MONDAY, March 28: How strange that—at the 70th anniversary of her suicide—Viginia Woolf’s name resurfaces in media around the world in relation to another sad death. Elizabeth Taylor obituaries and tribute stories all mention her star turn in “Who’s Afraid of Virginia Woolf?” for which she won her second Best Actress Oscar. Of course, almost none of the Liz Taylor stories mention Woolf herself. Perhaps it is considered bad taste to remember the day Virginia Woolf put on her overcoat, loaded her pockets with stones and walked into the River Ouse near her home. A few newspapers in the UK have noted her passing 70 years ago in recent coverage—most American newspapers haven’t.
Don’t remember Virginia Woolf? Wikipedia has a lengthy biography, which includes links to summaries of her books—and, at the end of the Wiki page, there’s a link to the Project Gutenberg repository of free online copies of some of her work. For Baby Boomers who studied literature in college, Woolf was the required gateway to feminist literature and “new” 20th century forms of prose. For the former, “Orlando” and “A Room of One’s Own” were required reading; for the latter, “To the Lighthouse” dazzled undergraduates.
It’s difficult to overestimate her importance to a generation, especially of young women, studying Woolf in the ’60s and ’70s. She still had an incendiary edge for many. Among her most famous lines was: “For most of history, Anonymous was a woman.”
The anniversary is, indeed, worth recalling for two reasons:
One is that Elizabeth Taylor’s own image as a daring actress was caught up in that Oscar-winning performance, when she appeared on the big screen in foul-mouthed fury and frustration. Many long essays have been written about the importance of both the Edward Albee play and the movie version—so we won’t dwell on the larger themes, except to make this point: In Elizabeth Taylor’s explosive Martha, we see the kind of crisis that Dr. Meg Meeker writes about in her new book—a person so isolated in her frustration that she lashes out at herself and the world. And that theme connects the Albee storyline back to the life and demise of Virginia Woolf herself. The drama’s final lines are Martha’s husband chanting, “Who’s afraid of Virginia Woolf?” And, Martha, hauntingly admits: “I am, George. I am.” So, honor Virginia Woolf’s sad anniversary by reading Meg Meeker.

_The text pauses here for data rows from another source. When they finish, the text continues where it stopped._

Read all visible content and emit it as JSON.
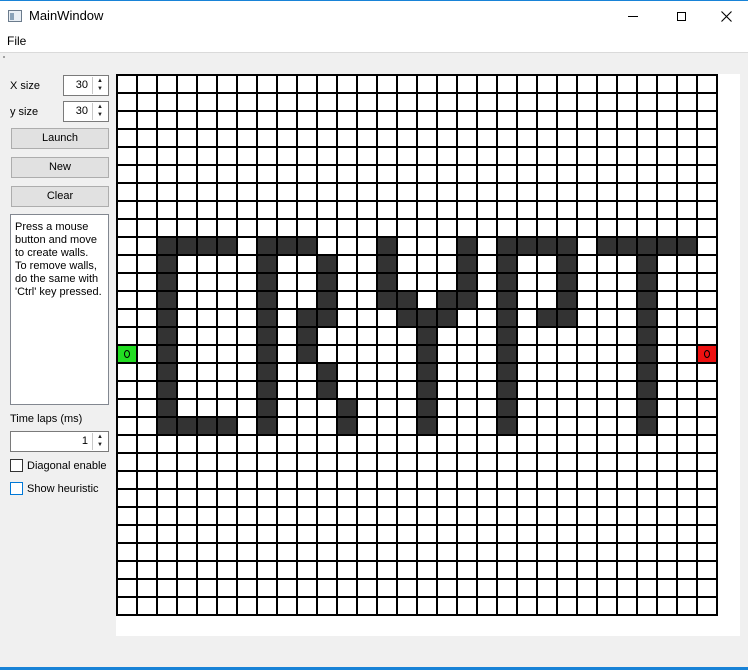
{
  "window": {
    "title": "MainWindow"
  },
  "menu": {
    "file": "File"
  },
  "controls": {
    "x_size_label": "X size",
    "x_size_value": "30",
    "y_size_label": "y size",
    "y_size_value": "30",
    "launch_label": "Launch",
    "new_label": "New",
    "clear_label": "Clear",
    "help_lines": [
      "Press a mouse",
      "button and move",
      "to create walls.",
      "To remove walls,",
      "do the same with",
      "'Ctrl' key pressed."
    ],
    "time_laps_label": "Time laps (ms)",
    "time_laps_value": "1",
    "diagonal_label": "Diagonal enable",
    "diagonal_checked": false,
    "heuristic_label": "Show heuristic",
    "heuristic_checked": false
  },
  "grid": {
    "cols": 30,
    "rows": 30,
    "start": [
      0,
      15
    ],
    "end": [
      29,
      15
    ],
    "walls": [
      [
        2,
        9
      ],
      [
        3,
        9
      ],
      [
        4,
        9
      ],
      [
        5,
        9
      ],
      [
        7,
        9
      ],
      [
        8,
        9
      ],
      [
        9,
        9
      ],
      [
        13,
        9
      ],
      [
        17,
        9
      ],
      [
        19,
        9
      ],
      [
        20,
        9
      ],
      [
        21,
        9
      ],
      [
        22,
        9
      ],
      [
        24,
        9
      ],
      [
        25,
        9
      ],
      [
        26,
        9
      ],
      [
        27,
        9
      ],
      [
        28,
        9
      ],
      [
        2,
        10
      ],
      [
        7,
        10
      ],
      [
        10,
        10
      ],
      [
        13,
        10
      ],
      [
        17,
        10
      ],
      [
        19,
        10
      ],
      [
        22,
        10
      ],
      [
        26,
        10
      ],
      [
        2,
        11
      ],
      [
        7,
        11
      ],
      [
        10,
        11
      ],
      [
        13,
        11
      ],
      [
        17,
        11
      ],
      [
        19,
        11
      ],
      [
        22,
        11
      ],
      [
        26,
        11
      ],
      [
        2,
        12
      ],
      [
        7,
        12
      ],
      [
        10,
        12
      ],
      [
        13,
        12
      ],
      [
        14,
        12
      ],
      [
        16,
        12
      ],
      [
        17,
        12
      ],
      [
        19,
        12
      ],
      [
        22,
        12
      ],
      [
        26,
        12
      ],
      [
        2,
        13
      ],
      [
        7,
        13
      ],
      [
        9,
        13
      ],
      [
        10,
        13
      ],
      [
        14,
        13
      ],
      [
        15,
        13
      ],
      [
        16,
        13
      ],
      [
        19,
        13
      ],
      [
        21,
        13
      ],
      [
        22,
        13
      ],
      [
        26,
        13
      ],
      [
        2,
        14
      ],
      [
        7,
        14
      ],
      [
        9,
        14
      ],
      [
        15,
        14
      ],
      [
        19,
        14
      ],
      [
        26,
        14
      ],
      [
        2,
        15
      ],
      [
        7,
        15
      ],
      [
        9,
        15
      ],
      [
        15,
        15
      ],
      [
        19,
        15
      ],
      [
        26,
        15
      ],
      [
        2,
        16
      ],
      [
        7,
        16
      ],
      [
        10,
        16
      ],
      [
        15,
        16
      ],
      [
        19,
        16
      ],
      [
        26,
        16
      ],
      [
        2,
        17
      ],
      [
        7,
        17
      ],
      [
        10,
        17
      ],
      [
        15,
        17
      ],
      [
        19,
        17
      ],
      [
        26,
        17
      ],
      [
        2,
        18
      ],
      [
        7,
        18
      ],
      [
        11,
        18
      ],
      [
        15,
        18
      ],
      [
        19,
        18
      ],
      [
        26,
        18
      ],
      [
        2,
        19
      ],
      [
        3,
        19
      ],
      [
        4,
        19
      ],
      [
        5,
        19
      ],
      [
        7,
        19
      ],
      [
        11,
        19
      ],
      [
        15,
        19
      ],
      [
        19,
        19
      ],
      [
        26,
        19
      ]
    ]
  },
  "colors": {
    "wall": "#333333",
    "start": "#22dd22",
    "end": "#ee1111",
    "accent": "#1883d7"
  }
}
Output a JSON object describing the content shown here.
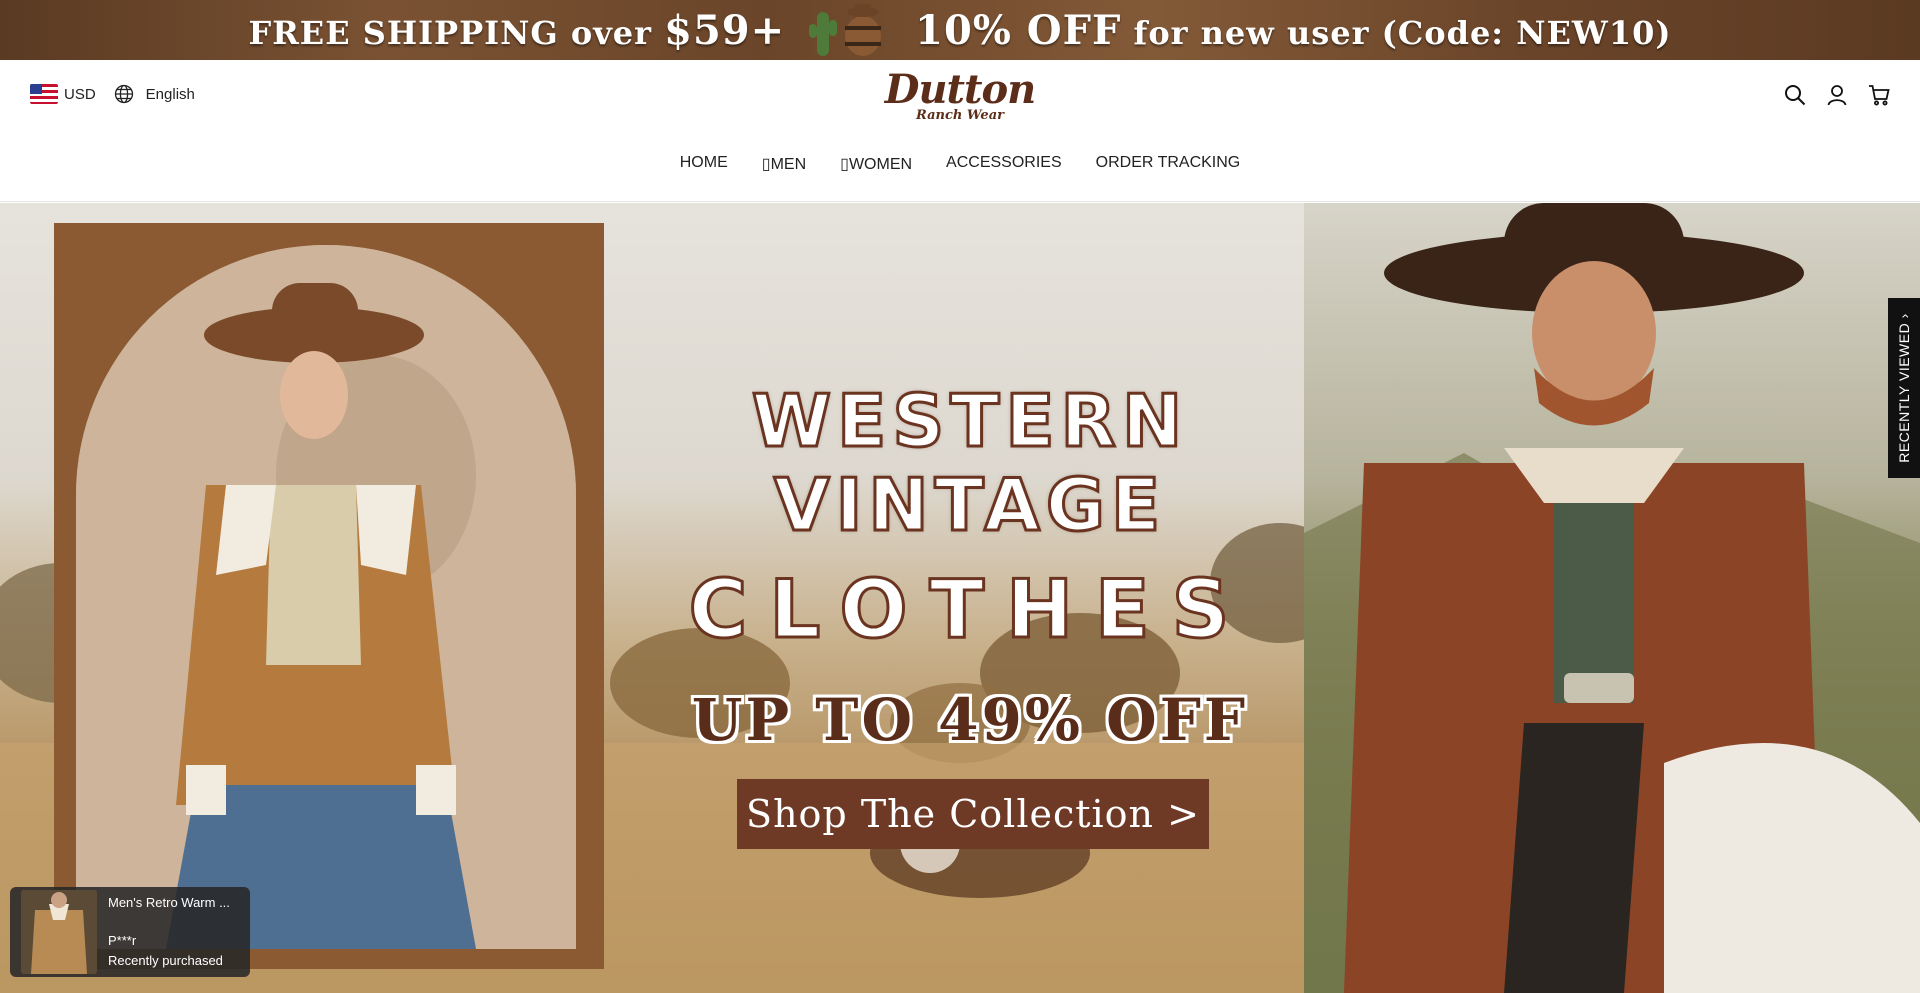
{
  "announcement": {
    "part1_prefix": "FREE SHIPPING over ",
    "part1_amount": "$59+",
    "part2_percent": "10% OFF",
    "part2_suffix": " for new user (Code: NEW10)"
  },
  "header": {
    "currency": "USD",
    "language": "English",
    "logo_line1": "Dutton",
    "logo_line2": "Ranch Wear",
    "icons": [
      "search-icon",
      "account-icon",
      "cart-icon"
    ]
  },
  "nav": {
    "items": [
      {
        "label": "HOME"
      },
      {
        "label": "MEN"
      },
      {
        "label": "WOMEN"
      },
      {
        "label": "ACCESSORIES"
      },
      {
        "label": "ORDER TRACKING"
      }
    ]
  },
  "hero": {
    "headline_line1": "WESTERN VINTAGE",
    "headline_line2": "CLOTHES",
    "headline_line3": "UP TO 49% OFF",
    "cta_label": "Shop The Collection >"
  },
  "recently_viewed": {
    "label": "RECENTLY VIEWED"
  },
  "purchase_popup": {
    "product": "Men's Retro Warm ...",
    "user": "P***r",
    "status": "Recently purchased"
  },
  "colors": {
    "brand_brown": "#6e3a26",
    "logo_brown": "#5c2e1a"
  }
}
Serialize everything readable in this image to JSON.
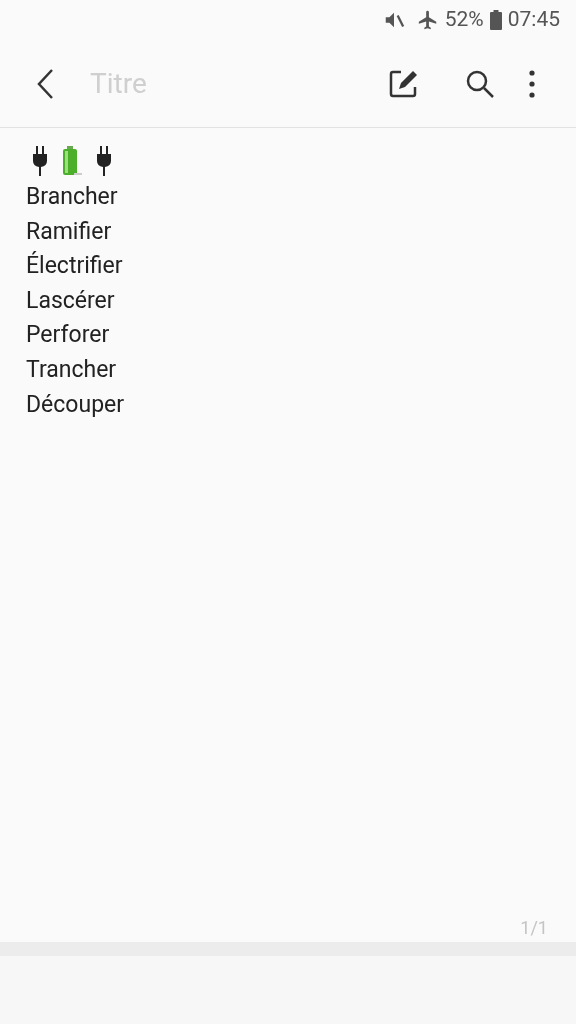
{
  "status_bar": {
    "battery_percent": "52%",
    "time": "07:45"
  },
  "toolbar": {
    "title": {
      "placeholder": "Titre"
    }
  },
  "note": {
    "lines": [
      "Brancher",
      "Ramifier",
      "Électrifier",
      "Lascérer",
      "Perforer",
      "Trancher",
      "Découper"
    ]
  },
  "page_indicator": "1/1"
}
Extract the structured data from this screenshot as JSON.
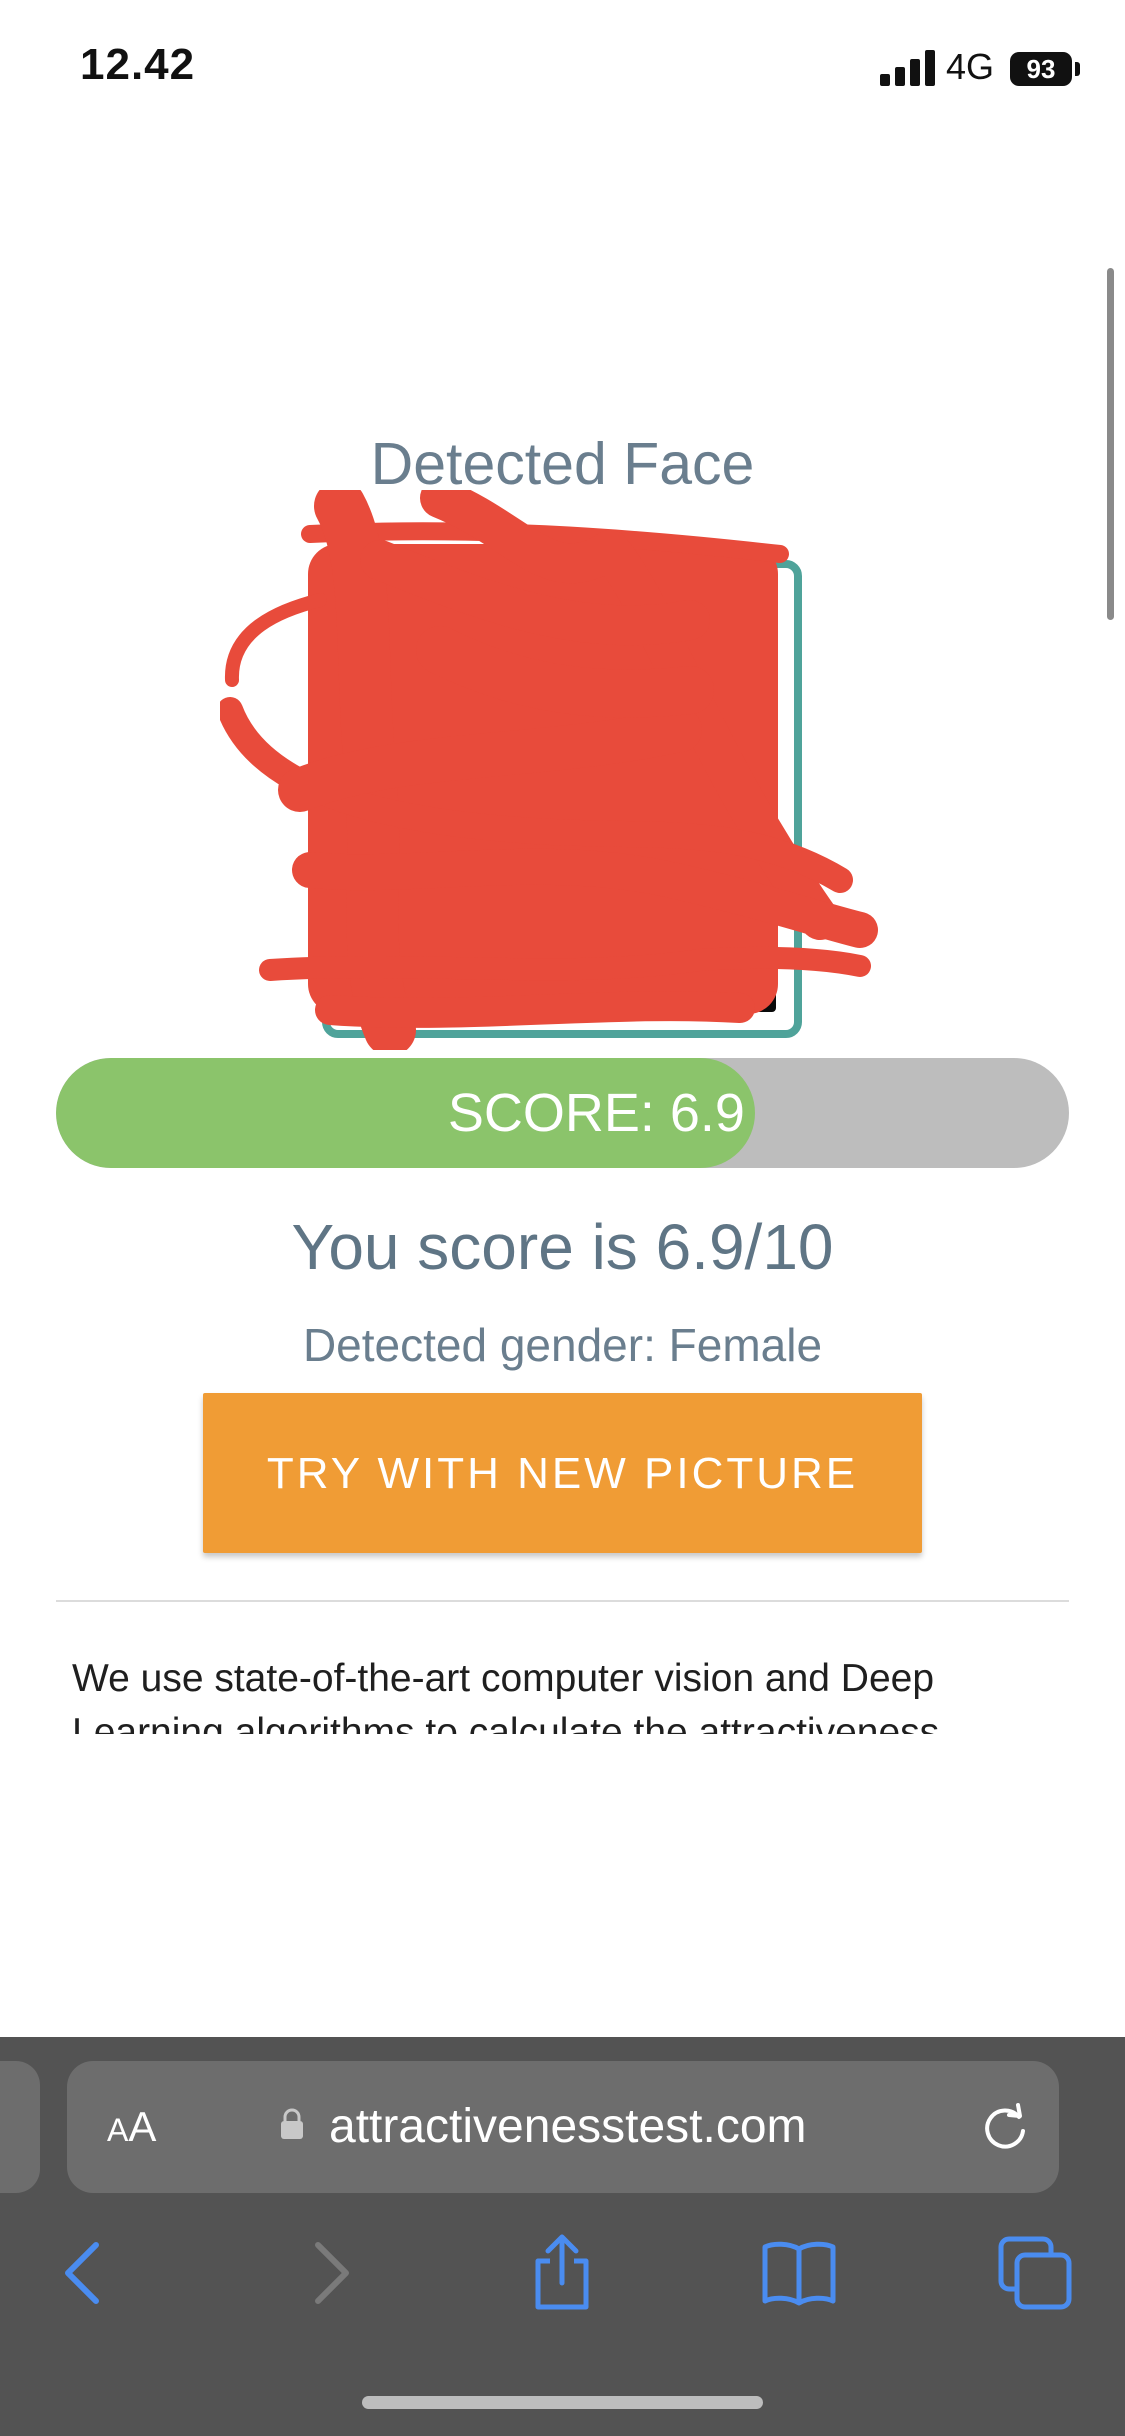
{
  "status_bar": {
    "time": "12.42",
    "network": "4G",
    "battery": "93"
  },
  "face_section": {
    "title": "Detected Face"
  },
  "score": {
    "bar_label": "SCORE: 6.9",
    "fraction": 0.69,
    "summary": "You score is 6.9/10",
    "gender": "Detected gender: Female"
  },
  "actions": {
    "try_label": "TRY WITH NEW PICTURE"
  },
  "description": "We use state-of-the-art computer vision and Deep Learning algorithms to calculate the attractiveness",
  "browser": {
    "aa_big": "A",
    "aa_small": "A",
    "url": "attractivenesstest.com"
  },
  "colors": {
    "accent_teal": "#4fa39a",
    "score_green": "#8bc46b",
    "button_orange": "#f09c35",
    "redaction_red": "#e84b3b",
    "ios_blue": "#4a8cf0"
  },
  "icons": {
    "back": "chevron-left-icon",
    "forward": "chevron-right-icon",
    "share": "share-icon",
    "bookmarks": "book-icon",
    "tabs": "tabs-icon",
    "reload": "reload-icon",
    "lock": "lock-icon"
  }
}
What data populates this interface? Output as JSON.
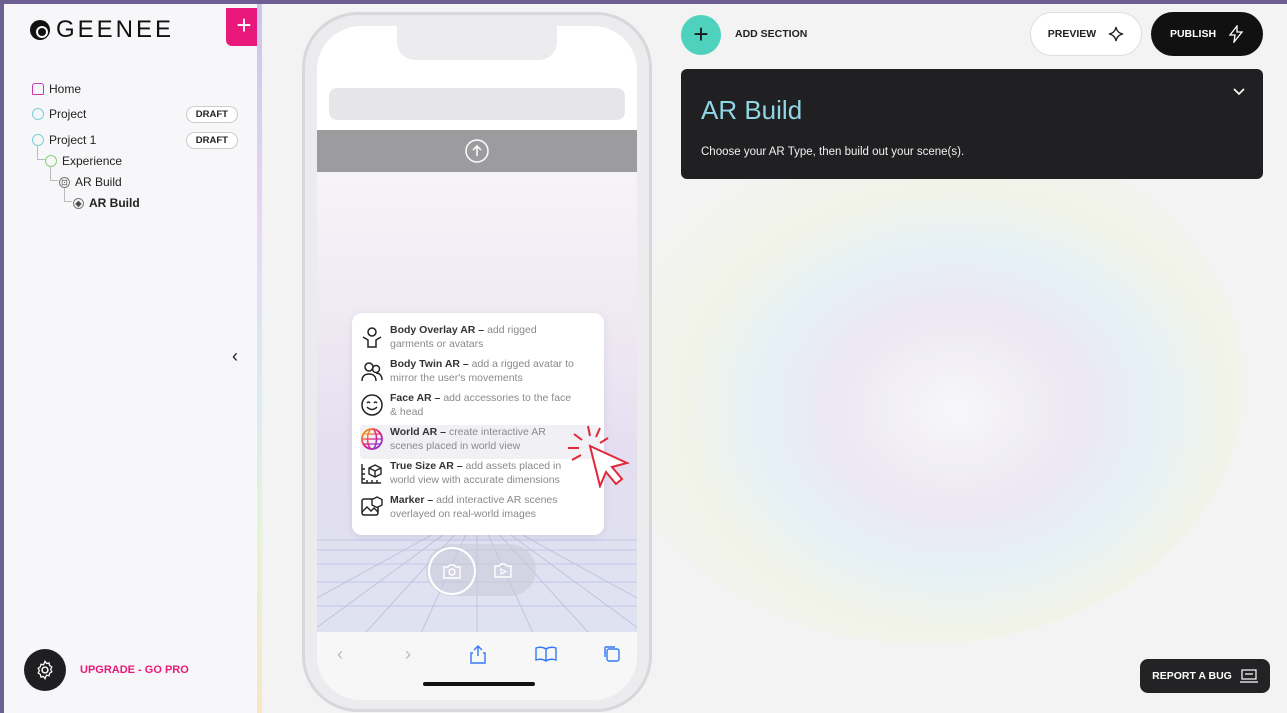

The second reason Woolf’s demise—on March 28, 1941—is worth noting is that she died in the midst of a cataclysm of tragic events. She suffered throughout her life with depression into which she sank after some professional reverses with her latest books—compounded by the horrors of the London Blitz as World War II set much of the city ablaze. Today, our awareness of suicide is rising among vulnerable populations, including long-time veterans of military service. ReadTheSpirit publishes a book that has been praised as especially effective in wrestling with issues that arise in suicide-prevention programs: “Ian Fleming’s Seven Deadlier Sins and 007’s Moral Compass.” Take a look. You may want to read that book, as well.
Of course, Virginia Woolf should not be remembered solely for her suicide. Her works continue to inspire readers around the world. And, until her depression finally got the best of her at age 59, she relentlessly found hope in many sad situations. Another famous Woolf line: “I meant to write about death—only life came breaking in as usual.” That’s the spirit in which we mark the anniversary of her suicide with recommendations of Meg Meeker and the Fleming book, as well.
(Originally published at readthespirit.com, an online journal covering religion and cultural diversity.)